Extracted data Start Marker
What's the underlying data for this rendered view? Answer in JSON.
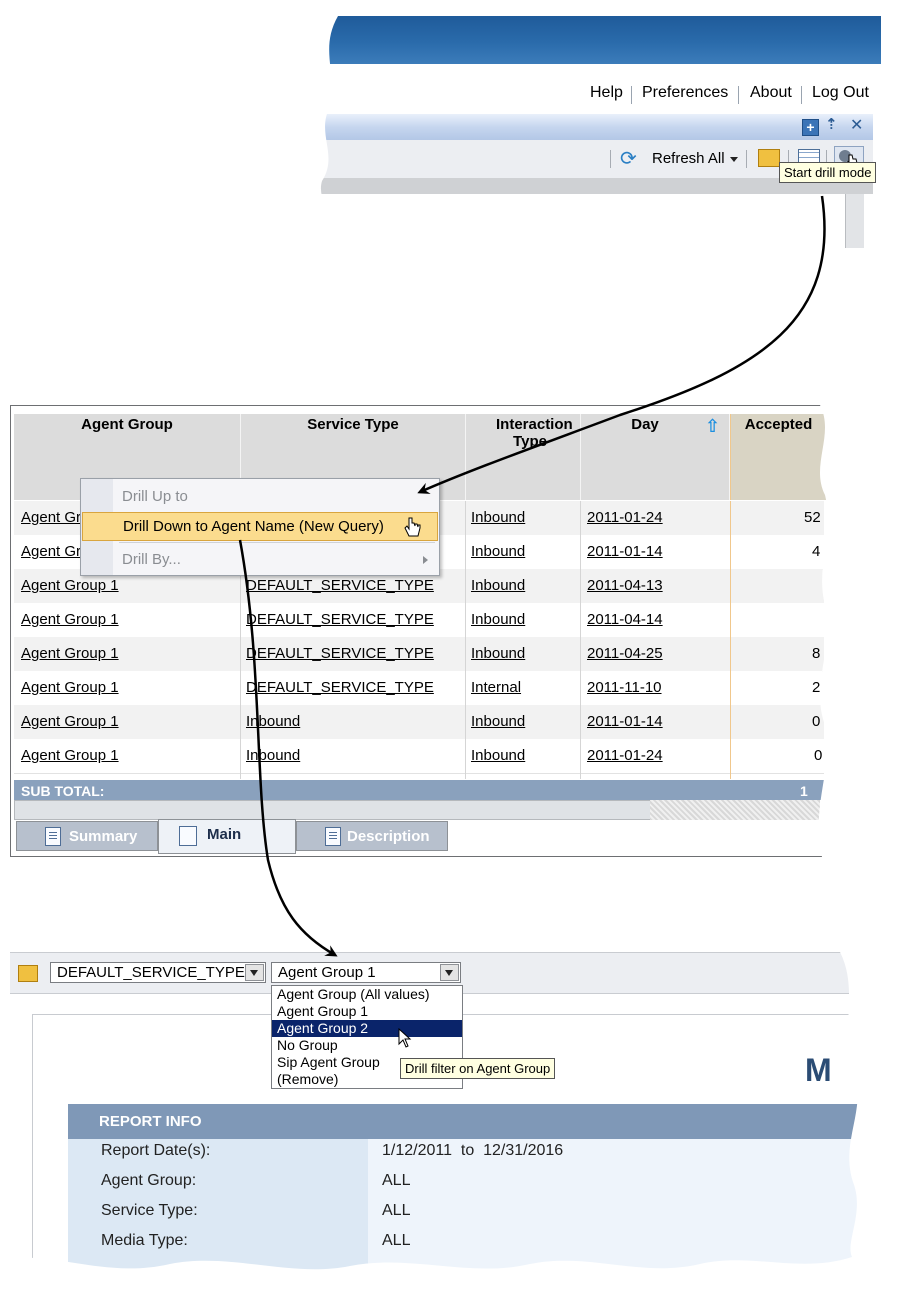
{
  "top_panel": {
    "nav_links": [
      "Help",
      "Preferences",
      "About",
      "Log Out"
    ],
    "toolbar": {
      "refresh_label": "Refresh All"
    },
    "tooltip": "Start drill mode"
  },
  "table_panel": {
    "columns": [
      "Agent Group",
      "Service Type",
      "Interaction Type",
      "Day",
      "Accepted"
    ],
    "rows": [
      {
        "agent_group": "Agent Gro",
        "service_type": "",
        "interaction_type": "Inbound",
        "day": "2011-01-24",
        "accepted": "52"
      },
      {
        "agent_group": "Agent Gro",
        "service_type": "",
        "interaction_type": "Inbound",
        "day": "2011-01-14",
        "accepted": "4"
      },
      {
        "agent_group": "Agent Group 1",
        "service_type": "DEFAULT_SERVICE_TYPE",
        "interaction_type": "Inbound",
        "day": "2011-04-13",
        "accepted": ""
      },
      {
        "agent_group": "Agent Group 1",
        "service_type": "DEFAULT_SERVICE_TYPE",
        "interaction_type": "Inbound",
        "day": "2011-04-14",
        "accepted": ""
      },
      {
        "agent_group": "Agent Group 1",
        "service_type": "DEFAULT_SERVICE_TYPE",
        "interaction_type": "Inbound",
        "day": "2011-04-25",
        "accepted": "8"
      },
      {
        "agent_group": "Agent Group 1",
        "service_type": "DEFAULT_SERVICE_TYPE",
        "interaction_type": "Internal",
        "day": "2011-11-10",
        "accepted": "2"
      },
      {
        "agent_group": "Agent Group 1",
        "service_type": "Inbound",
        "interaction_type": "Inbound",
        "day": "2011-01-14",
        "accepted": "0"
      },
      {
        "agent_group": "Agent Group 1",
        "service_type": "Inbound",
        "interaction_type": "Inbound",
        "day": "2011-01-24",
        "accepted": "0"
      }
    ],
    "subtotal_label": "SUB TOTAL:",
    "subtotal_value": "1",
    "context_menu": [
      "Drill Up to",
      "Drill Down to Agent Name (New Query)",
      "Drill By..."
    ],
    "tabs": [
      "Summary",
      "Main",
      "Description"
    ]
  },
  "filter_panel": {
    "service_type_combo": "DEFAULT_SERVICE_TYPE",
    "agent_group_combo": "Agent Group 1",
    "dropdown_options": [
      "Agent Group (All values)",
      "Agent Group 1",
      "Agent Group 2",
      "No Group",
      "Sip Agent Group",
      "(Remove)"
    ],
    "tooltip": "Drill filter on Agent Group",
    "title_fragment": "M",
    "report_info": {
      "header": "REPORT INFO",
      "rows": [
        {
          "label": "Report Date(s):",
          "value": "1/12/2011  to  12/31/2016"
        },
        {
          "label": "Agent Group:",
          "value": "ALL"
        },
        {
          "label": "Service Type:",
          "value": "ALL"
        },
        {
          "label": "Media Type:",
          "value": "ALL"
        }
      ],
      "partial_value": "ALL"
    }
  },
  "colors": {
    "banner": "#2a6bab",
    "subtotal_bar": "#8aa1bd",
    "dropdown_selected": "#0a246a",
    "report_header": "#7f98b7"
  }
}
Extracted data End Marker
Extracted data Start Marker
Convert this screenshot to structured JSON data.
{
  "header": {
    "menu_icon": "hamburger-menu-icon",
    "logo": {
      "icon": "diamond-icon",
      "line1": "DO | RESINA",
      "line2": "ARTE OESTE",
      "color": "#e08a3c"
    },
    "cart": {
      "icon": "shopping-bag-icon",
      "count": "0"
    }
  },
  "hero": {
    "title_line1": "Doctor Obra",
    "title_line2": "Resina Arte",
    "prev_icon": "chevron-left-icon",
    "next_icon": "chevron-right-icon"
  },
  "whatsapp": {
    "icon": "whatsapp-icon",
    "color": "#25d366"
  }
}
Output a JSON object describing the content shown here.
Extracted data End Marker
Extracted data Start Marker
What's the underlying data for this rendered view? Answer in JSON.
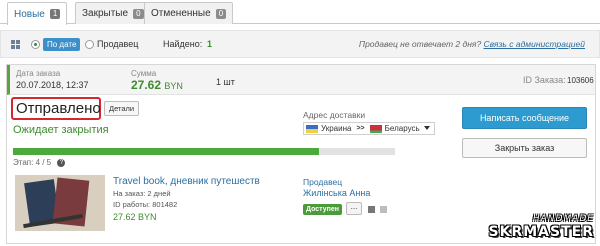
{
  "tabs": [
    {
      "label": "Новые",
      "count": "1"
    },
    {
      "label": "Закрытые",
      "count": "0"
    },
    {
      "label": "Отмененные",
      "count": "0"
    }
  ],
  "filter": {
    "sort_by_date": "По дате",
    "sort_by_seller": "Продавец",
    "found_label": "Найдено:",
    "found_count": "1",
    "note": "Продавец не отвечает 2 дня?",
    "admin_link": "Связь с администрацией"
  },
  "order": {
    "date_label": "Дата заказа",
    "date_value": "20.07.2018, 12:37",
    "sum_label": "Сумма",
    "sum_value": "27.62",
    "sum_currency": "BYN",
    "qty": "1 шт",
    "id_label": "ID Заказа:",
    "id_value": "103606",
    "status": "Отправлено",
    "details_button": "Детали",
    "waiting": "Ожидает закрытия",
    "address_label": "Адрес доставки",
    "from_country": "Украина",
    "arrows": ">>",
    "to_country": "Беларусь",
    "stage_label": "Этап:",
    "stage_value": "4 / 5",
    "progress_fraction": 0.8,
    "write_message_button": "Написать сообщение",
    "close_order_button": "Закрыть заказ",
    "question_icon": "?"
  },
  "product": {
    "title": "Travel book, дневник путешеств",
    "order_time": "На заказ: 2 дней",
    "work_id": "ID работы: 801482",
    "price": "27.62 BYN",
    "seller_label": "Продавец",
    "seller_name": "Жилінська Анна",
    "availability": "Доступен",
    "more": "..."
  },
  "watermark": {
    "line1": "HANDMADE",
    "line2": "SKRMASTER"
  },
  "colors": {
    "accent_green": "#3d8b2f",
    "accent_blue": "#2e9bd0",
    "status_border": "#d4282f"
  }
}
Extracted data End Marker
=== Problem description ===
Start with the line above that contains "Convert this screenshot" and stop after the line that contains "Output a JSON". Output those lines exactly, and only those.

=== Answer area ===
Convert this screenshot to structured JSON data.
{
  "header": {
    "menu_icon": "hamburger-menu-icon",
    "logo": {
      "icon": "diamond-icon",
      "line1": "DO | RESINA",
      "line2": "ARTE OESTE",
      "color": "#e08a3c"
    },
    "cart": {
      "icon": "shopping-bag-icon",
      "count": "0"
    }
  },
  "hero": {
    "title_line1": "Doctor Obra",
    "title_line2": "Resina Arte",
    "prev_icon": "chevron-left-icon",
    "next_icon": "chevron-right-icon"
  },
  "whatsapp": {
    "icon": "whatsapp-icon",
    "color": "#25d366"
  }
}
Output a JSON object describing the content shown here.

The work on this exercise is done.